Eight Democratic state attorneys general sued the Trump administration Wednesday to try to overturn a policy that repealed certain protections for migratory birds.
At issue is a December 2017 legal memo, in which Daniel Jorjani, the Interior Department’s principal deputy assistant solicitor, said the agency would no longer punish people or companies for harming or killing birds under the Migratory Bird Treaty Act in “incidental” ways.
Jorjani’s policy repealed a January 2017 memo by the Obama administration that said incidental harms would be prosecuted.
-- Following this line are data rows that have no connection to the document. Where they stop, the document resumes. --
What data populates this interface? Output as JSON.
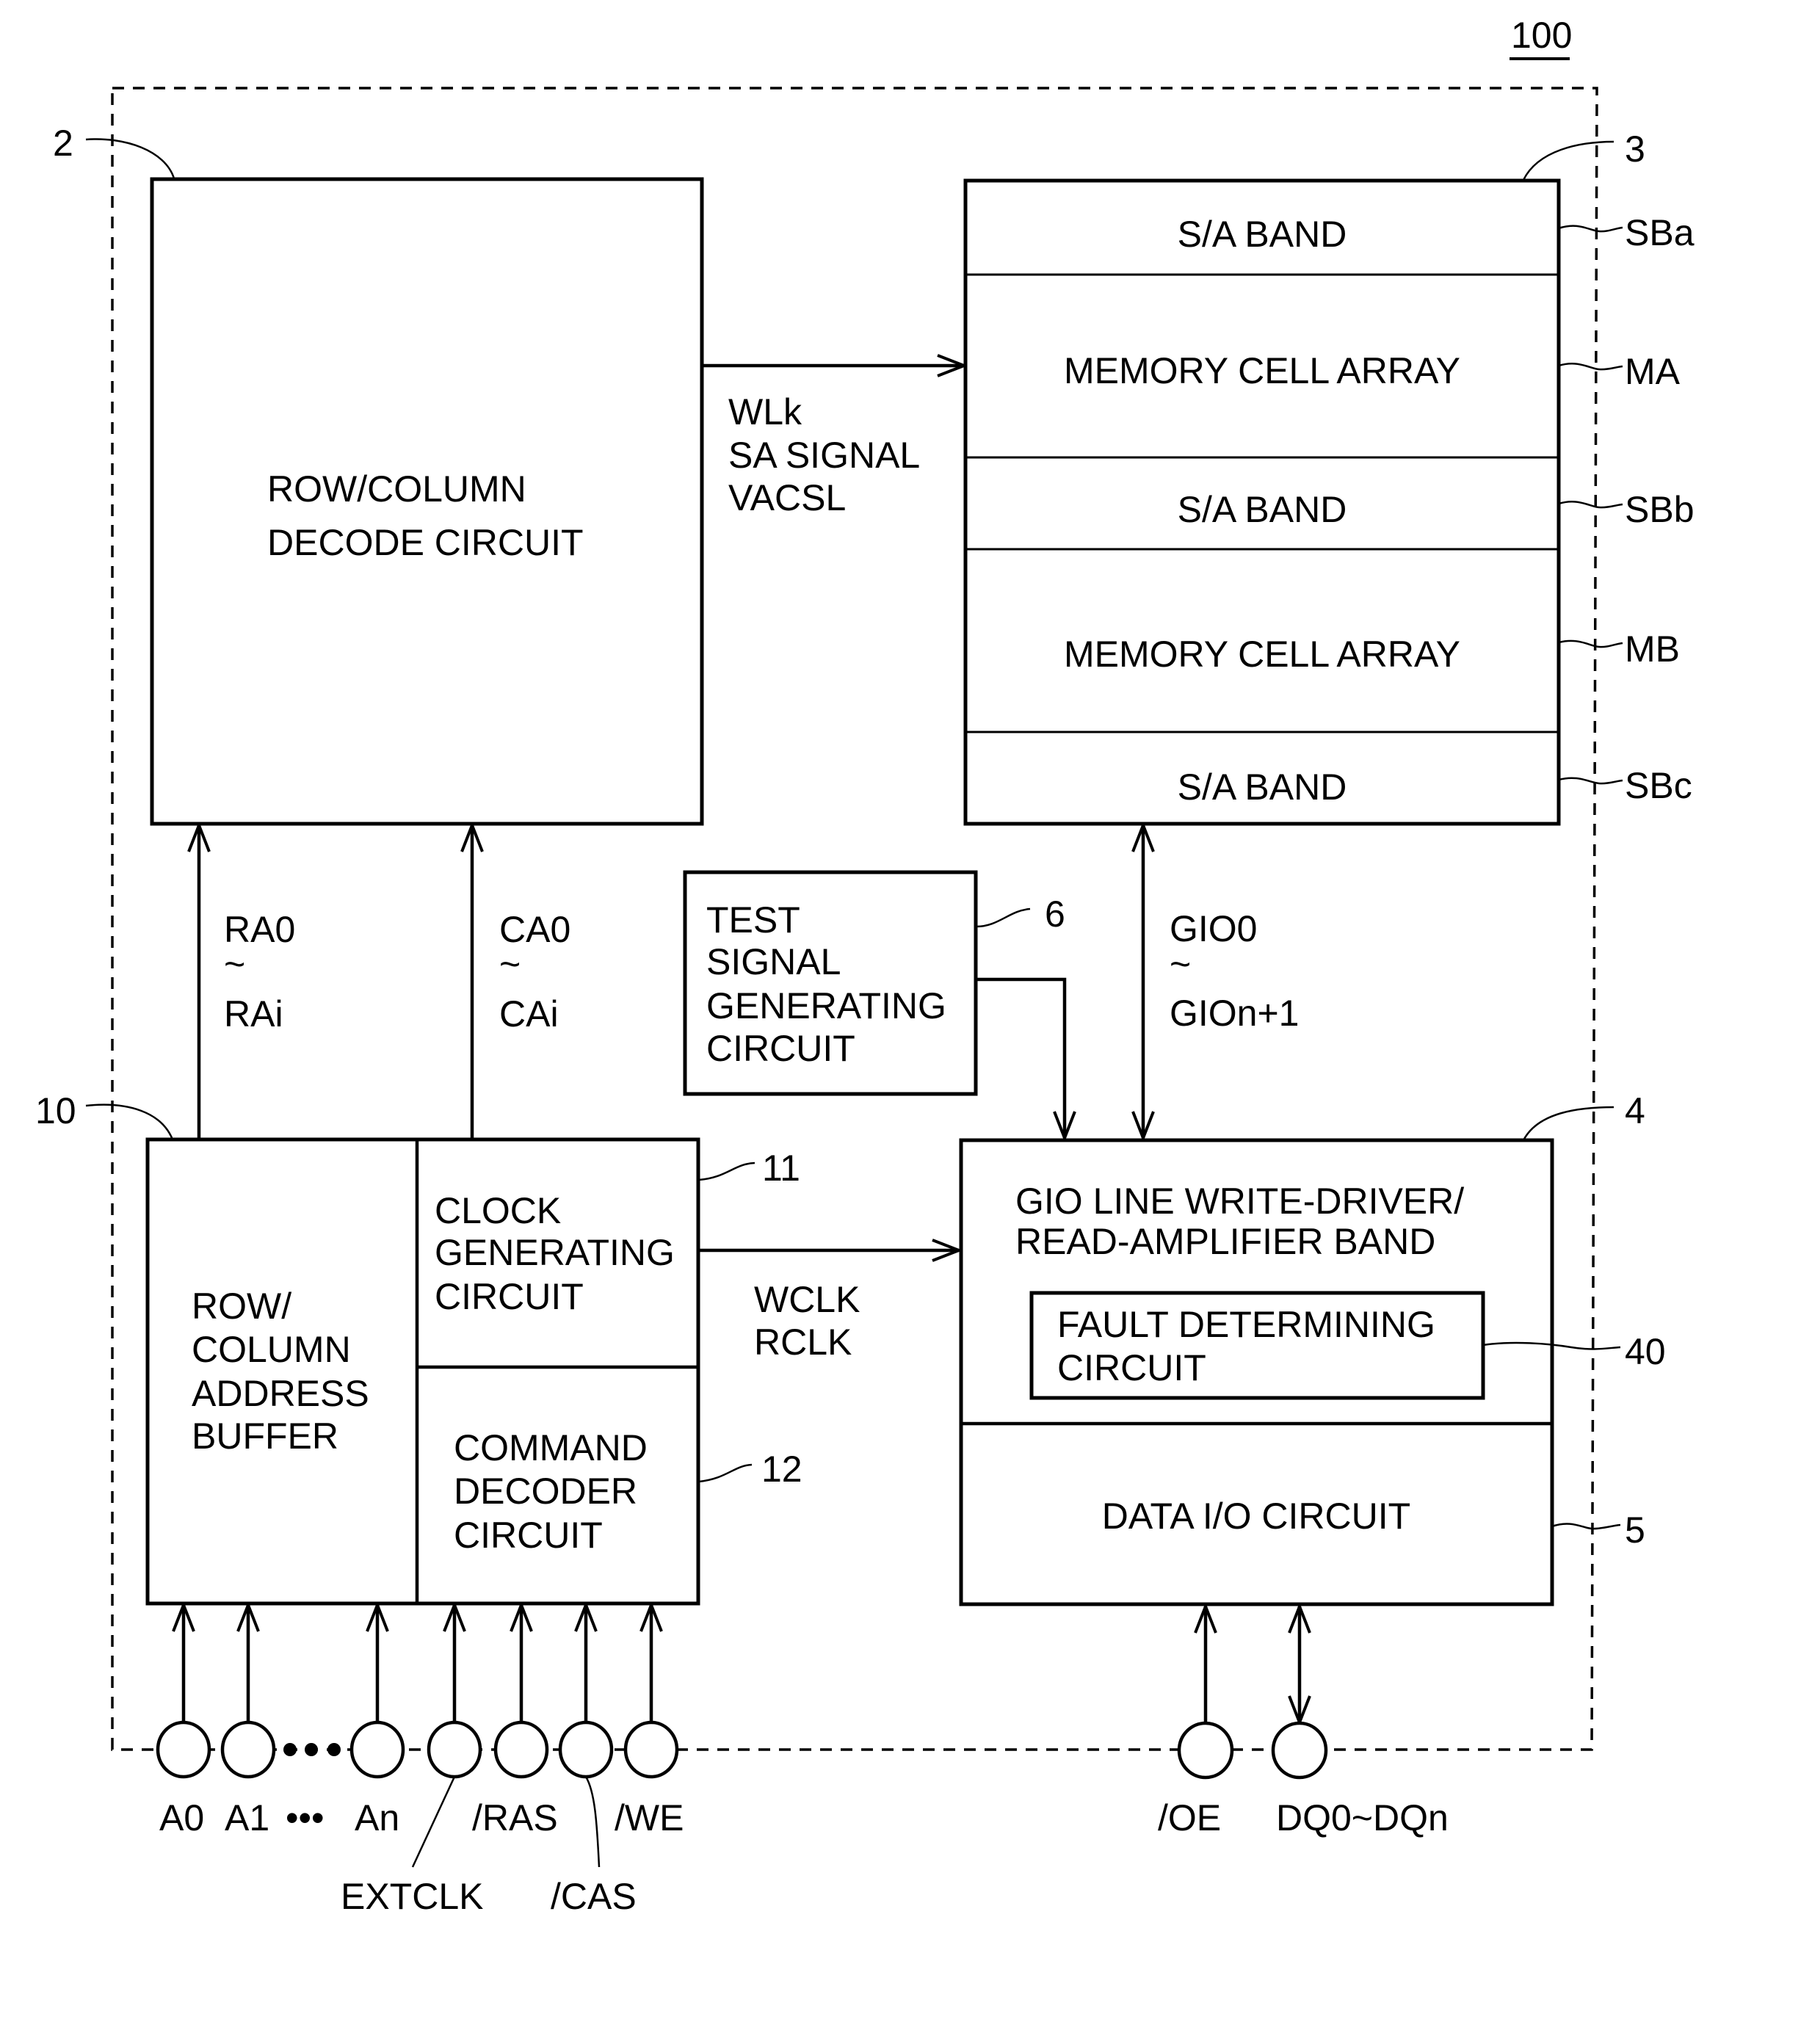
{
  "figure": {
    "reference": "100",
    "domain": "DRAM block diagram"
  },
  "blocks": {
    "decode": {
      "ref": "2",
      "lines": [
        "ROW/COLUMN",
        "DECODE CIRCUIT"
      ]
    },
    "memory": {
      "ref": "3",
      "bands": [
        {
          "label": "S/A BAND",
          "tag": "SBa"
        },
        {
          "label": "MEMORY CELL ARRAY",
          "tag": "MA"
        },
        {
          "label": "S/A BAND",
          "tag": "SBb"
        },
        {
          "label": "MEMORY CELL ARRAY",
          "tag": "MB"
        },
        {
          "label": "S/A BAND",
          "tag": "SBc"
        }
      ]
    },
    "test_signal": {
      "ref": "6",
      "lines": [
        "TEST",
        "SIGNAL",
        "GENERATING",
        "CIRCUIT"
      ]
    },
    "address_buffer": {
      "ref": "10",
      "lines": [
        "ROW/",
        "COLUMN",
        "ADDRESS",
        "BUFFER"
      ]
    },
    "clock_gen": {
      "ref": "11",
      "lines": [
        "CLOCK",
        "GENERATING",
        "CIRCUIT"
      ]
    },
    "command_decoder": {
      "ref": "12",
      "lines": [
        "COMMAND",
        "DECODER",
        "CIRCUIT"
      ]
    },
    "gio_band": {
      "ref": "4",
      "lines": [
        "GIO LINE WRITE-DRIVER/",
        "READ-AMPLIFIER BAND"
      ]
    },
    "fault": {
      "ref": "40",
      "lines": [
        "FAULT DETERMINING",
        "CIRCUIT"
      ]
    },
    "data_io": {
      "ref": "5",
      "label": "DATA I/O CIRCUIT"
    }
  },
  "signals": {
    "decode_to_memory": [
      "WLk",
      "SA SIGNAL",
      "VACSL"
    ],
    "row_address": [
      "RA0",
      "~",
      "RAi"
    ],
    "column_address": [
      "CA0",
      "~",
      "CAi"
    ],
    "gio": [
      "GIO0",
      "~",
      "GIOn+1"
    ],
    "clock": [
      "WCLK",
      "RCLK"
    ]
  },
  "pins": {
    "left": [
      "A0",
      "A1",
      "An",
      "EXTCLK",
      "/RAS",
      "/CAS",
      "/WE"
    ],
    "ellipsis": "•••",
    "right": [
      "/OE",
      "DQ0~DQn"
    ]
  }
}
The Obama-era policy was opposed by numerous industries like oil refineries and wind energy companies.
The attorneys general, led by New York, say the Trump policy also overturned years of precedent regarding the law's enforcement, in addition to the plain meaning of the law.
“In yet another giveaway to special interests at the expense of our states, the Trump administration has gutted the Migratory Bird Treaty Act — eliminating longstanding prohibitions on injuring or killing over 300 species of migratory birds that provide critical ecological, scientific, and economic value to New York,” New York Attorney General Barbara Underwood (D) said in a statement.
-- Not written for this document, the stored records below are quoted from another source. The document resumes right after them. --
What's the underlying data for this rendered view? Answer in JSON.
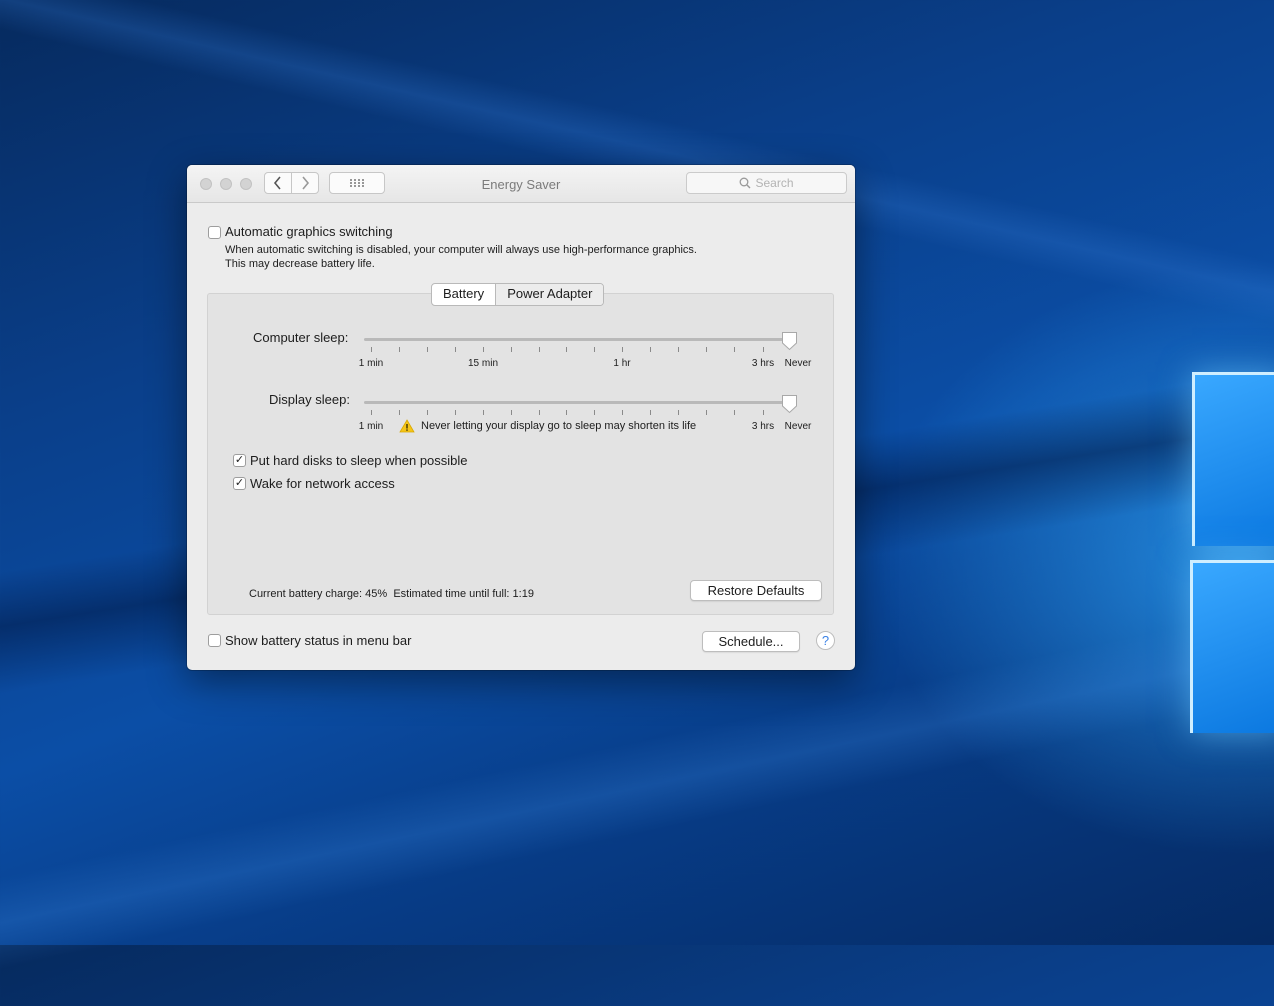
{
  "window": {
    "title": "Energy Saver"
  },
  "search": {
    "placeholder": "Search"
  },
  "graphics": {
    "label": "Automatic graphics switching",
    "checked": false,
    "description_line1": "When automatic switching is disabled, your computer will always use high-performance graphics.",
    "description_line2": "This may decrease battery life."
  },
  "tabs": {
    "battery": "Battery",
    "power_adapter": "Power Adapter",
    "selected": "Battery"
  },
  "computer_sleep": {
    "label": "Computer sleep:",
    "value": "Never",
    "ticks": [
      "1 min",
      "15 min",
      "1 hr",
      "3 hrs",
      "Never"
    ]
  },
  "display_sleep": {
    "label": "Display sleep:",
    "value": "Never",
    "tick_start": "1 min",
    "tick_3hrs": "3 hrs",
    "tick_never": "Never",
    "warning": "Never letting your display go to sleep may shorten its life",
    "warning_icon": "warning-triangle-icon"
  },
  "options": {
    "hard_disks": {
      "label": "Put hard disks to sleep when possible",
      "checked": true
    },
    "wake_network": {
      "label": "Wake for network access",
      "checked": true
    }
  },
  "status": {
    "charge": "Current battery charge: 45%",
    "estimate": "Estimated time until full: 1:19"
  },
  "buttons": {
    "restore_defaults": "Restore Defaults",
    "schedule": "Schedule...",
    "help": "?"
  },
  "menu_bar_status": {
    "label": "Show battery status in menu bar",
    "checked": false
  },
  "colors": {
    "accent": "#3b82e6",
    "warning": "#f5c518"
  }
}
The attorneys general, which represent California, Illinois, Maryland, Massachusetts, New Jersey, New Mexico and Oregon, filed their case in the Manhattan-based District Court for the Southern District of New York.
Conservation groups led by the National Audubon Society already sued in May, in the same court, to overturn the Trump policy. The Justice Department, representing Interior, said it plans to ask the court to dismiss the case.